There has been much talk in the investment world in recent years of ‘north-shoring’.
It is a term used to describe the trend of businesses moving out of London and the south east to northern cities to save money.
(Image: 2020 Midi Photography)
In the post-pandemic world there is increasing speculation as to whether this will accelerate now that office-working has become less essential.
But Mr Allan doesn’t think that Manchester’s growth is reliant on businesses moving in from elsewhere.
“The UK in a global context is quite an unusual country, from an investment point of view anyway,” he said.
“It’s historically been very London-centric, and so there’s been a lot of investors going in and buying offices, shopping centres and residential towers and things in London.
“But we’ve definitely noticed that over the past five plus years Manchester is also very much on the radar for that international capital in a way that I think very few other regional cities at the moment are.
“So I think that’s a big positive because as an investor in property, you want to know there are other investors interested, that tends to help the values, it tends to help the liquidity, the ability to sell if you want to sell a little bit of your holdings for example.
“So Manchester to me seems to have that more than elsewhere.
“Then you look at the economic growth story, it’s a very compelling one.
“After London, Manchester is the largest economy, largest office market, largest build to rent residential market, has the most liquidity in terms of property investment each year, so I think for us it ticks all the boxes in a way other cities don’t quite.
“I think there will be other investors, there already are other investors, looking at Manchester in that way.
“If I look at office utilisation at the moment, the number of people back in offices, generally speaking that’s higher in the regions than it is in London.
“I think one of the reasons for that is there’s probably less reliance on public transport, more people driving, perhaps more affordable accommodation in relative terms close to where people are working.
“I think there are some of those factors that add appeal.
“I’m sure North-shoring is a thing, but to me the economic growth in Manchester is being generated in Manchester and not by jobs moving from elsewhere.
“It’s got its own centre of gravity.
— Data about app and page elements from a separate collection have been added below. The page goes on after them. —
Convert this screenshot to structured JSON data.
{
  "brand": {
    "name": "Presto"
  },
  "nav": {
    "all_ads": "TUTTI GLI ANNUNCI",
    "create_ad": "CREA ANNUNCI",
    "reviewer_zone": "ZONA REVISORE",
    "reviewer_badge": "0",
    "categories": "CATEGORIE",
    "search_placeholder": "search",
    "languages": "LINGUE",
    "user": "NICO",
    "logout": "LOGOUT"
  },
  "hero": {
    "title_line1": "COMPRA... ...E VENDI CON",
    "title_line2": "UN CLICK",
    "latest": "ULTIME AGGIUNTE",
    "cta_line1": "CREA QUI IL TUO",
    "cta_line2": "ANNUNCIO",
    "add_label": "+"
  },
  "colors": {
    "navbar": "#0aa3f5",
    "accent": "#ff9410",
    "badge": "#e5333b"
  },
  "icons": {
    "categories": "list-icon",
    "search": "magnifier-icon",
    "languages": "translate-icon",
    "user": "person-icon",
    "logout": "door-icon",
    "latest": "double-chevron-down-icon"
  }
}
I don’t think it’s reliant on drawing people in, or jobs in from other cities, I think it’s creating its own jobs.”
‘More people are back in the office in the regions than London’
Not only has Greater Manchester shown stronger economic growth than anywhere else in the country, but investors clearly think it’s set to continue.
In a single planning committee last year, Manchester council signed off more than £1billion of investment.
Plans include new skyscrapers, student accommodation, offices and even a second arena next to the Etihad in east Manchester.
(Image: 2020 Midi Photography)
Mr Allan said there is no single ingredient as to why Manchester is attracting more investment than other cities.
“I think lots of things contribute to that success,” he said.
“I think the political environment within cities is always important, Manchester has had a reputation for a long time as being pretty progressive in terms of how its sought to unlock development.
“I’ve mentioned the universities, graduate retention – that’s important.
“You’ve got a lot of cities where students go to uni and then they graduate and then they end up moving somewhere else.
“Whereas graduate retention in Manchester is close to 60pc.
“So the success of the universities, international students and domestic students then choosing to stay and live, that all contributes.
“Having two world famous football clubs with huge global followings, that may sound silly but it has a real bearing on how people think about a city. It just helps build the brand.
“I think it’s all of those ingredients… not one single thing.”
Reflecting on what LandSec’s purchase of MediaCity means for the future of Greater Manchester, Mr Allan was clear.
“It’s a significant investment,” he said.
“Businesses like ours, we don’t make those decisions lightly and it’s very much a vote of confidence in the future, no question.”
To get the latest email updates from the Manchester Evening News, click here.